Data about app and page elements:

Start of Block

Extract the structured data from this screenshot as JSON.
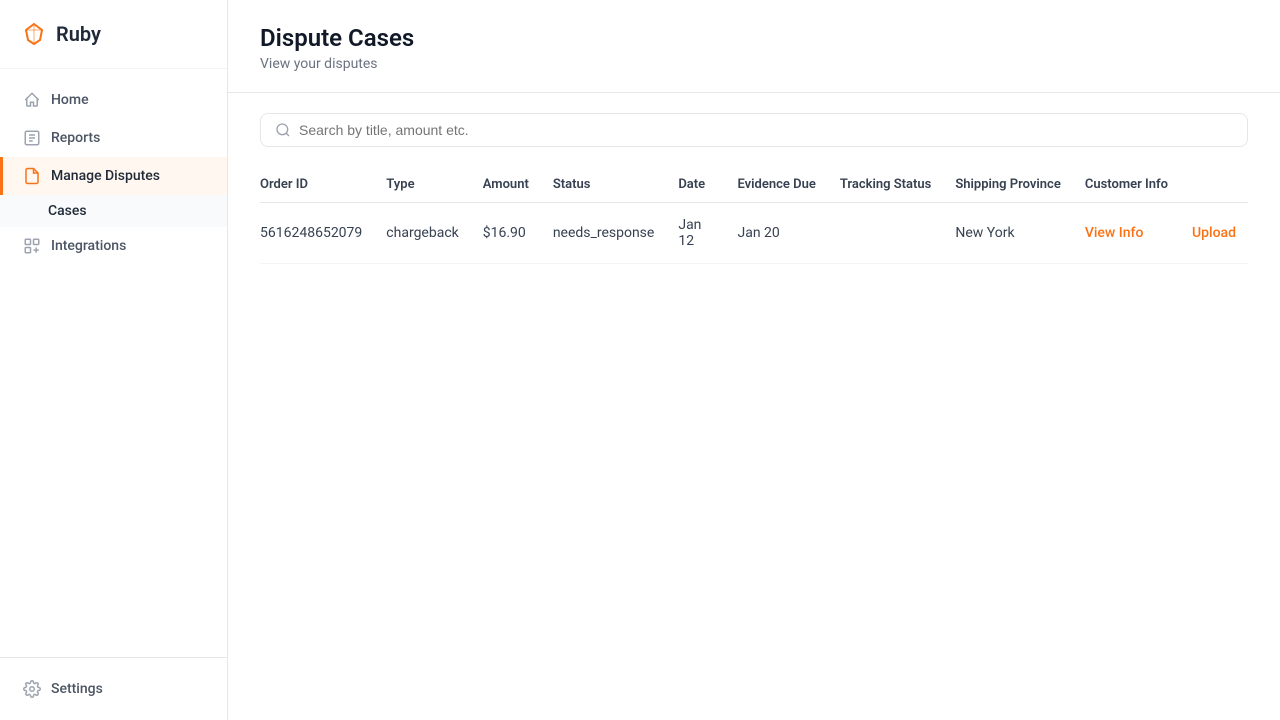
{
  "app": {
    "name": "Ruby"
  },
  "sidebar": {
    "nav_items": [
      {
        "id": "home",
        "label": "Home",
        "icon": "home-icon",
        "active": false
      },
      {
        "id": "reports",
        "label": "Reports",
        "icon": "reports-icon",
        "active": false
      },
      {
        "id": "manage-disputes",
        "label": "Manage Disputes",
        "icon": "disputes-icon",
        "active": true
      },
      {
        "id": "integrations",
        "label": "Integrations",
        "icon": "integrations-icon",
        "active": false
      }
    ],
    "sub_items": [
      {
        "id": "cases",
        "label": "Cases",
        "active": true
      }
    ],
    "bottom_items": [
      {
        "id": "settings",
        "label": "Settings",
        "icon": "settings-icon"
      }
    ]
  },
  "page": {
    "title": "Dispute Cases",
    "subtitle": "View your disputes"
  },
  "search": {
    "placeholder": "Search by title, amount etc."
  },
  "table": {
    "columns": [
      {
        "id": "order_id",
        "label": "Order ID"
      },
      {
        "id": "type",
        "label": "Type"
      },
      {
        "id": "amount",
        "label": "Amount"
      },
      {
        "id": "status",
        "label": "Status"
      },
      {
        "id": "date",
        "label": "Date"
      },
      {
        "id": "evidence_due",
        "label": "Evidence Due"
      },
      {
        "id": "tracking_status",
        "label": "Tracking Status"
      },
      {
        "id": "shipping_province",
        "label": "Shipping Province"
      },
      {
        "id": "customer_info",
        "label": "Customer Info"
      },
      {
        "id": "actions",
        "label": ""
      }
    ],
    "rows": [
      {
        "order_id": "5616248652079",
        "type": "chargeback",
        "amount": "$16.90",
        "status": "needs_response",
        "date": "Jan 12",
        "evidence_due": "Jan 20",
        "tracking_status": "",
        "shipping_province": "New York",
        "customer_info_link": "View Info",
        "action_link": "Upload"
      }
    ]
  }
}
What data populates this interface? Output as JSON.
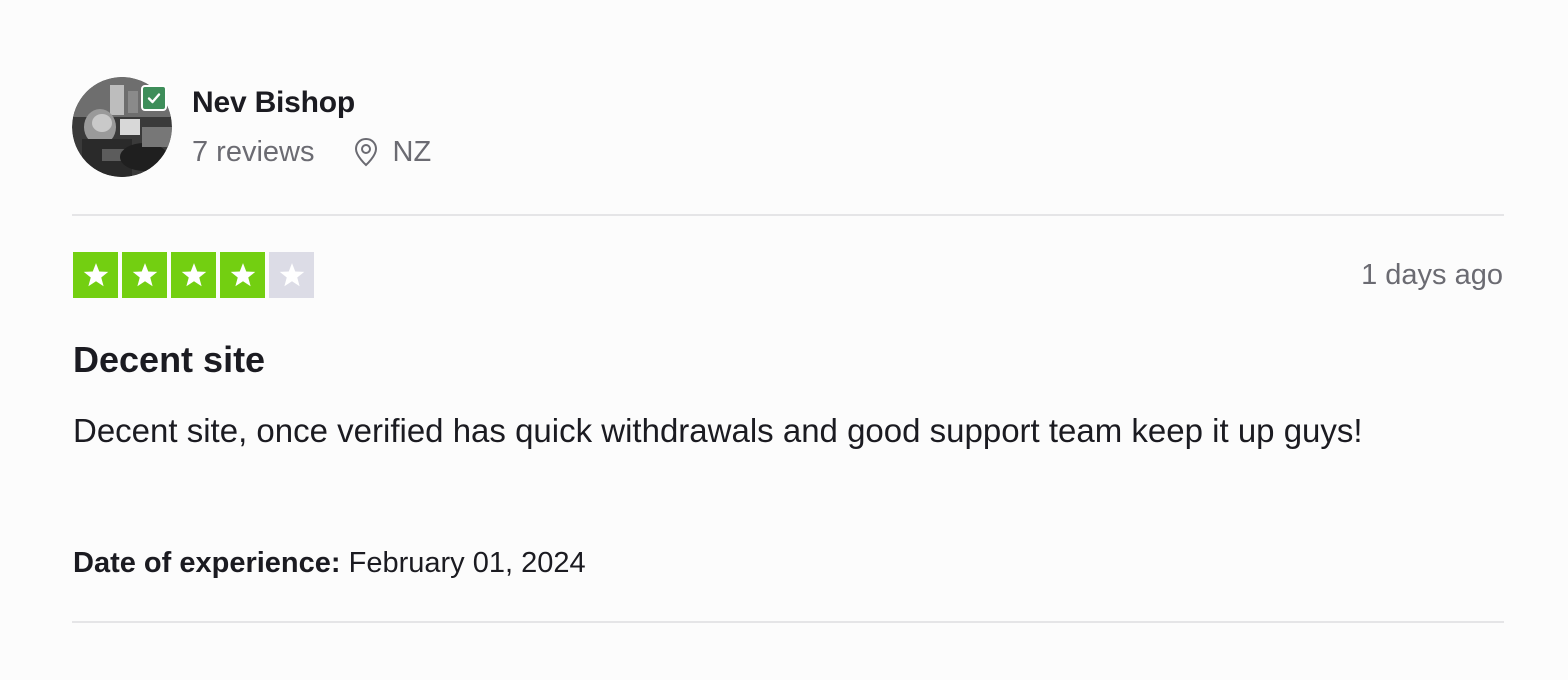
{
  "reviewer": {
    "name": "Nev Bishop",
    "reviews_count": "7 reviews",
    "location": "NZ",
    "verified": true,
    "avatar_icon": "user-photo"
  },
  "review": {
    "rating": 4,
    "rating_max": 5,
    "date": "1 days ago",
    "title": "Decent site",
    "body": "Decent site, once verified has quick withdrawals and good support team keep it up guys!",
    "experience_label": "Date of experience:",
    "experience_date": "February 01, 2024"
  },
  "colors": {
    "star_filled": "#73cf11",
    "star_empty": "#dcdce6",
    "verified_badge": "#3e8e5a"
  },
  "icons": {
    "location": "map-pin-icon",
    "verified": "verified-check-icon",
    "star": "star-icon"
  }
}
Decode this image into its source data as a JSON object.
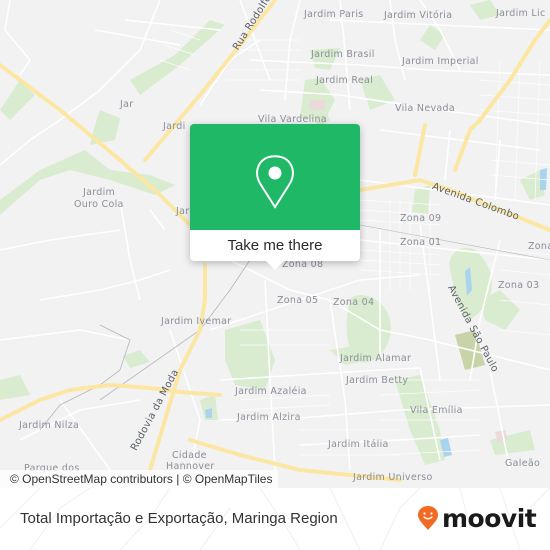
{
  "map": {
    "labels": {
      "rua_rodolfo": "Rua Rodolfo",
      "jardim_paris": "Jardim Paris",
      "jardim_vitoria": "Jardim Vitória",
      "jardim_lic": "Jardim Lic",
      "jardim_brasil": "Jardim Brasil",
      "jardim_imperial": "Jardim Imperial",
      "jardim_real": "Jardim Real",
      "vila_nevada": "Vila Nevada",
      "jar": "Jar",
      "jardi": "Jardi",
      "vila_vardelina": "Vila Vardelina",
      "jardim_ouro_cola_1": "Jardim",
      "jardim_ouro_cola_2": "Ouro Cola",
      "jar2": "Jar",
      "avenida_colombo": "Avenida Colombo",
      "zona_09": "Zona 09",
      "zona_01": "Zona 01",
      "zona_0x": "Zona",
      "zona_03": "Zona 03",
      "zona_05": "Zona 05",
      "zona_04": "Zona 04",
      "zona_08": "Zona 08",
      "avenida_sao_paulo": "Avenida São Paulo",
      "jardim_ivemar": "Jardim Ivemar",
      "jardim_alamar": "Jardim Alamar",
      "jardim_betty": "Jardim Betty",
      "rodovia_da_moda": "Rodovia da Moda",
      "jardim_azaleia": "Jardim Azaléia",
      "jardim_alzira": "Jardim Alzira",
      "vila_emilia": "Vila Emília",
      "jardim_nilza": "Jardim Nilza",
      "jardim_italia": "Jardim Itália",
      "cidade": "Cidade",
      "hannover": "Hannover",
      "parque_dos": "Parque dos",
      "galeao": "Galeão",
      "jardim_universo": "Jardim Universo"
    },
    "attribution": "© OpenStreetMap contributors | © OpenMapTiles",
    "colors": {
      "background": "#f2f2f3",
      "park": "#d9ecd0",
      "water": "#a9d3ef",
      "major_road": "#fbe6a2",
      "minor_road": "#ffffff"
    }
  },
  "popup": {
    "icon": "map-pin-icon",
    "button_label": "Take me there",
    "color": "#1fb866"
  },
  "footer": {
    "title": "Total Importação e Exportação, Maringa Region",
    "logo_text": "moovit",
    "logo_color": "#f26b24"
  }
}
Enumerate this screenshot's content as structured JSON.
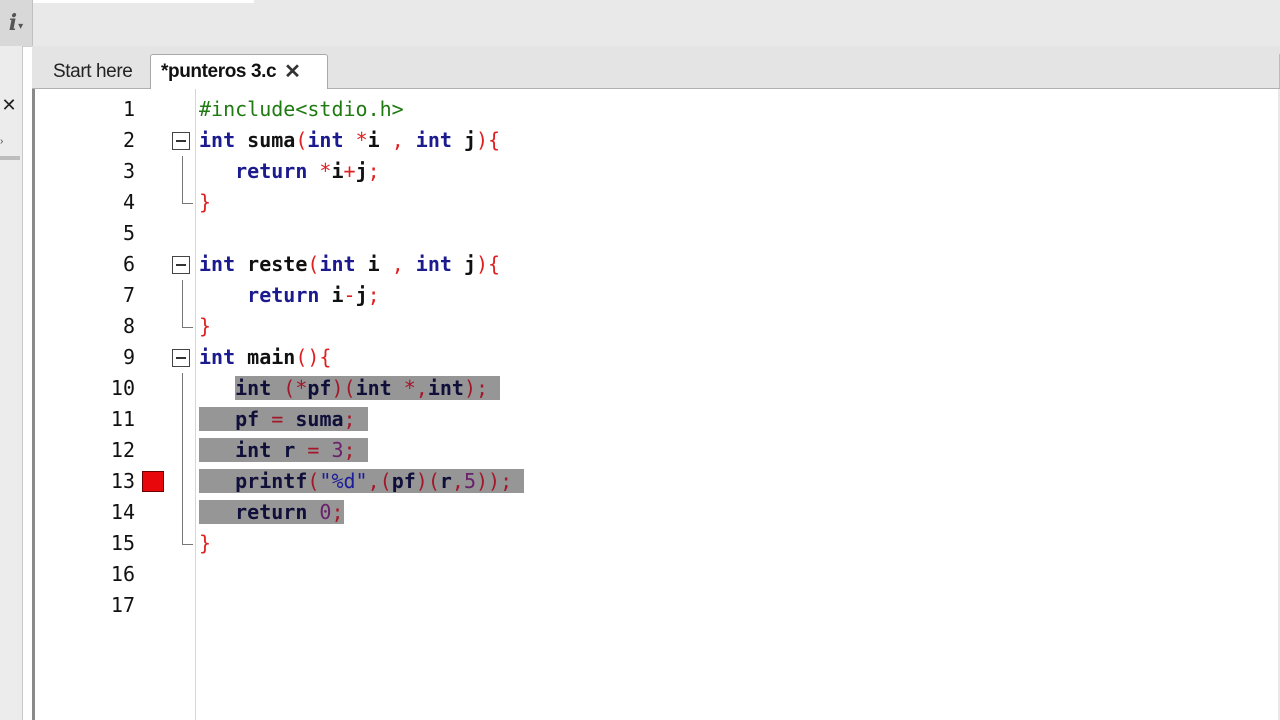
{
  "toolbar": {
    "icon_glyph": "i",
    "icon_suffix": "▾"
  },
  "left_panel": {
    "close_glyph": "✕",
    "expand_glyph": "›"
  },
  "tabs": [
    {
      "label": "Start here",
      "active": false
    },
    {
      "label": "*punteros 3.c",
      "active": true,
      "close_glyph": "✕"
    }
  ],
  "editor": {
    "breakpoint_line": 13,
    "selection_lines": [
      10,
      14
    ],
    "lines": [
      {
        "n": "1",
        "text": "#include<stdio.h>"
      },
      {
        "n": "2",
        "text": "int suma(int *i , int j){"
      },
      {
        "n": "3",
        "text": "return *i+j;"
      },
      {
        "n": "4",
        "text": "}"
      },
      {
        "n": "5",
        "text": ""
      },
      {
        "n": "6",
        "text": "int reste(int i , int j){"
      },
      {
        "n": "7",
        "text": "return i-j;"
      },
      {
        "n": "8",
        "text": "}"
      },
      {
        "n": "9",
        "text": "int main(){"
      },
      {
        "n": "10",
        "text": "int (*pf)(int *,int);"
      },
      {
        "n": "11",
        "text": "pf = suma;"
      },
      {
        "n": "12",
        "text": "int r = 3;"
      },
      {
        "n": "13",
        "text": "printf(\"%d\",(pf)(r,5));"
      },
      {
        "n": "14",
        "text": "return 0;"
      },
      {
        "n": "15",
        "text": "}"
      },
      {
        "n": "16",
        "text": ""
      },
      {
        "n": "17",
        "text": ""
      }
    ]
  },
  "colors": {
    "keyword": "#1b1b8f",
    "preprocessor": "#1f7a12",
    "operator": "#e02020",
    "number": "#b000c0",
    "selection": "#969696",
    "breakpoint": "#e8070a"
  }
}
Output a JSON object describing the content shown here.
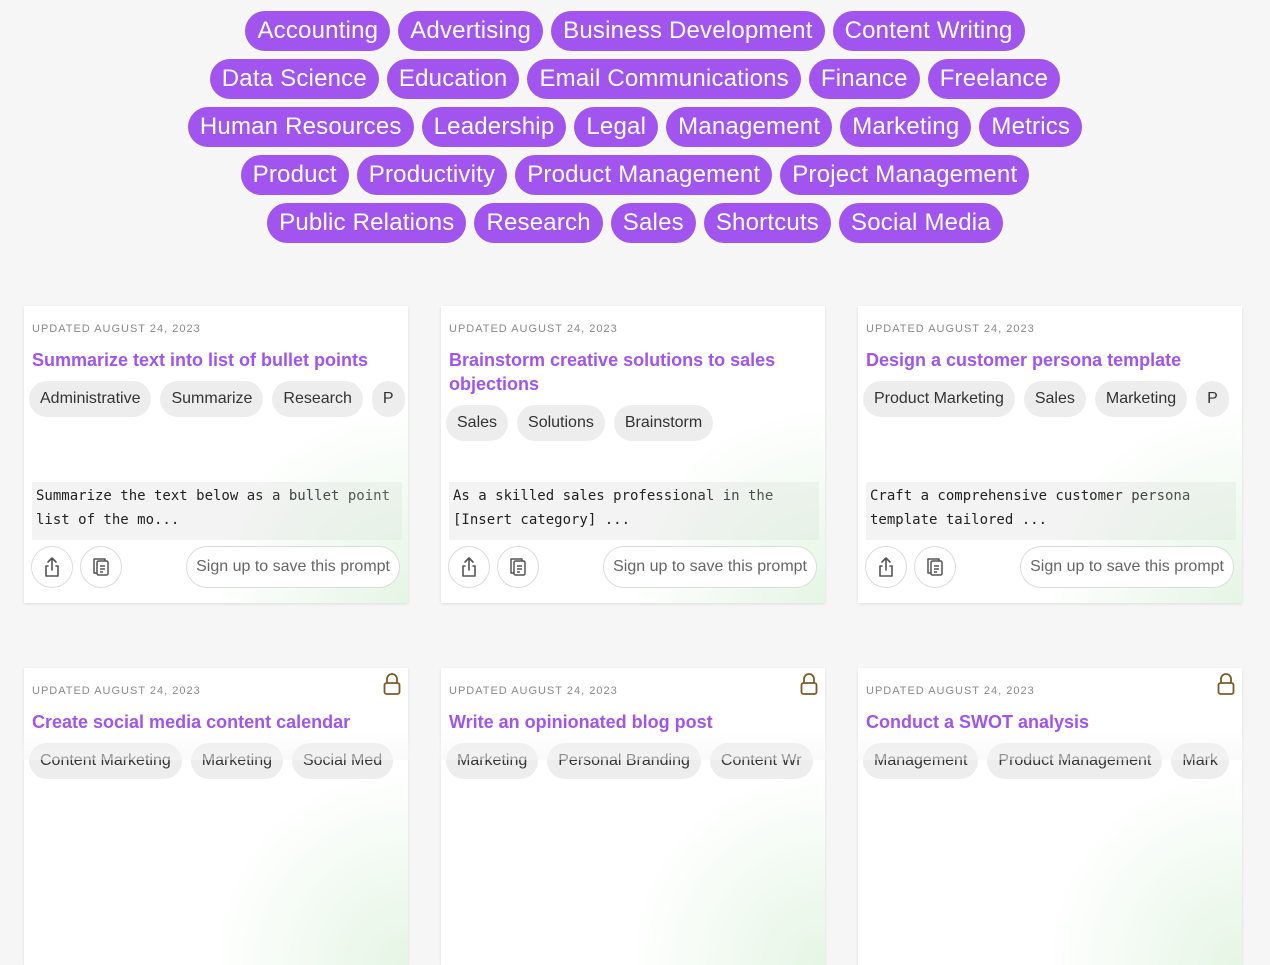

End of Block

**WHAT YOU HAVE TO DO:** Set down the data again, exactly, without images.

**REPLY:**
Extract the structured data from this screenshot as JSON.
{
  "app": {
    "name": "Ruby"
  },
  "sidebar": {
    "nav_items": [
      {
        "id": "home",
        "label": "Home",
        "icon": "home-icon",
        "active": false
      },
      {
        "id": "reports",
        "label": "Reports",
        "icon": "reports-icon",
        "active": false
      },
      {
        "id": "manage-disputes",
        "label": "Manage Disputes",
        "icon": "disputes-icon",
        "active": true
      },
      {
        "id": "integrations",
        "label": "Integrations",
        "icon": "integrations-icon",
        "active": false
      }
    ],
    "sub_items": [
      {
        "id": "cases",
        "label": "Cases",
        "active": true
      }
    ],
    "bottom_items": [
      {
        "id": "settings",
        "label": "Settings",
        "icon": "settings-icon"
      }
    ]
  },
  "page": {
    "title": "Dispute Cases",
    "subtitle": "View your disputes"
  },
  "search": {
    "placeholder": "Search by title, amount etc."
  },
  "table": {
    "columns": [
      {
        "id": "order_id",
        "label": "Order ID"
      },
      {
        "id": "type",
        "label": "Type"
      },
      {
        "id": "amount",
        "label": "Amount"
      },
      {
        "id": "status",
        "label": "Status"
      },
      {
        "id": "date",
        "label": "Date"
      },
      {
        "id": "evidence_due",
        "label": "Evidence Due"
      },
      {
        "id": "tracking_status",
        "label": "Tracking Status"
      },
      {
        "id": "shipping_province",
        "label": "Shipping Province"
      },
      {
        "id": "customer_info",
        "label": "Customer Info"
      },
      {
        "id": "actions",
        "label": ""
      }
    ],
    "rows": [
      {
        "order_id": "5616248652079",
        "type": "chargeback",
        "amount": "$16.90",
        "status": "needs_response",
        "date": "Jan 12",
        "evidence_due": "Jan 20",
        "tracking_status": "",
        "shipping_province": "New York",
        "customer_info_link": "View Info",
        "action_link": "Upload"
      }
    ]
  }
}
What data populates this interface? Output as JSON.
{
  "reviewer": {
    "name": "Nev Bishop",
    "reviews_count": "7 reviews",
    "location": "NZ",
    "verified": true,
    "avatar_icon": "user-photo"
  },
  "review": {
    "rating": 4,
    "rating_max": 5,
    "date": "1 days ago",
    "title": "Decent site",
    "body": "Decent site, once verified has quick withdrawals and good support team keep it up guys!",
    "experience_label": "Date of experience:",
    "experience_date": "February 01, 2024"
  },
  "colors": {
    "star_filled": "#73cf11",
    "star_empty": "#dcdce6",
    "verified_badge": "#3e8e5a"
  },
  "icons": {
    "location": "map-pin-icon",
    "verified": "verified-check-icon",
    "star": "star-icon"
  }
}
Decode this image into its source data as a JSON object.
{
  "map": {
    "labels": {
      "rua_rodolfo": "Rua Rodolfo",
      "jardim_paris": "Jardim Paris",
      "jardim_vitoria": "Jardim Vitória",
      "jardim_lic": "Jardim Lic",
      "jardim_brasil": "Jardim Brasil",
      "jardim_imperial": "Jardim Imperial",
      "jardim_real": "Jardim Real",
      "vila_nevada": "Vila Nevada",
      "jar": "Jar",
      "jardi": "Jardi",
      "vila_vardelina": "Vila Vardelina",
      "jardim_ouro_cola_1": "Jardim",
      "jardim_ouro_cola_2": "Ouro Cola",
      "jar2": "Jar",
      "avenida_colombo": "Avenida Colombo",
      "zona_09": "Zona 09",
      "zona_01": "Zona 01",
      "zona_0x": "Zona",
      "zona_03": "Zona 03",
      "zona_05": "Zona 05",
      "zona_04": "Zona 04",
      "zona_08": "Zona 08",
      "avenida_sao_paulo": "Avenida São Paulo",
      "jardim_ivemar": "Jardim Ivemar",
      "jardim_alamar": "Jardim Alamar",
      "jardim_betty": "Jardim Betty",
      "rodovia_da_moda": "Rodovia da Moda",
      "jardim_azaleia": "Jardim Azaléia",
      "jardim_alzira": "Jardim Alzira",
      "vila_emilia": "Vila Emília",
      "jardim_nilza": "Jardim Nilza",
      "jardim_italia": "Jardim Itália",
      "cidade": "Cidade",
      "hannover": "Hannover",
      "parque_dos": "Parque dos",
      "galeao": "Galeão",
      "jardim_universo": "Jardim Universo"
    },
    "attribution": "© OpenStreetMap contributors | © OpenMapTiles",
    "colors": {
      "background": "#f2f2f3",
      "park": "#d9ecd0",
      "water": "#a9d3ef",
      "major_road": "#fbe6a2",
      "minor_road": "#ffffff"
    }
  },
  "popup": {
    "icon": "map-pin-icon",
    "button_label": "Take me there",
    "color": "#1fb866"
  },
  "footer": {
    "title": "Total Importação e Exportação, Maringa Region",
    "logo_text": "moovit",
    "logo_color": "#f26b24"
  }
}
Enumerate this screenshot's content as structured JSON.
{
  "toolbar": {
    "icon_glyph": "i",
    "icon_suffix": "▾"
  },
  "left_panel": {
    "close_glyph": "✕",
    "expand_glyph": "›"
  },
  "tabs": [
    {
      "label": "Start here",
      "active": false
    },
    {
      "label": "*punteros 3.c",
      "active": true,
      "close_glyph": "✕"
    }
  ],
  "editor": {
    "breakpoint_line": 13,
    "selection_lines": [
      10,
      14
    ],
    "lines": [
      {
        "n": "1",
        "text": "#include<stdio.h>"
      },
      {
        "n": "2",
        "text": "int suma(int *i , int j){"
      },
      {
        "n": "3",
        "text": "return *i+j;"
      },
      {
        "n": "4",
        "text": "}"
      },
      {
        "n": "5",
        "text": ""
      },
      {
        "n": "6",
        "text": "int reste(int i , int j){"
      },
      {
        "n": "7",
        "text": "return i-j;"
      },
      {
        "n": "8",
        "text": "}"
      },
      {
        "n": "9",
        "text": "int main(){"
      },
      {
        "n": "10",
        "text": "int (*pf)(int *,int);"
      },
      {
        "n": "11",
        "text": "pf = suma;"
      },
      {
        "n": "12",
        "text": "int r = 3;"
      },
      {
        "n": "13",
        "text": "printf(\"%d\",(pf)(r,5));"
      },
      {
        "n": "14",
        "text": "return 0;"
      },
      {
        "n": "15",
        "text": "}"
      },
      {
        "n": "16",
        "text": ""
      },
      {
        "n": "17",
        "text": ""
      }
    ]
  },
  "colors": {
    "keyword": "#1b1b8f",
    "preprocessor": "#1f7a12",
    "operator": "#e02020",
    "number": "#b000c0",
    "selection": "#969696",
    "breakpoint": "#e8070a"
  }
}
Output a JSON object describing the content shown here.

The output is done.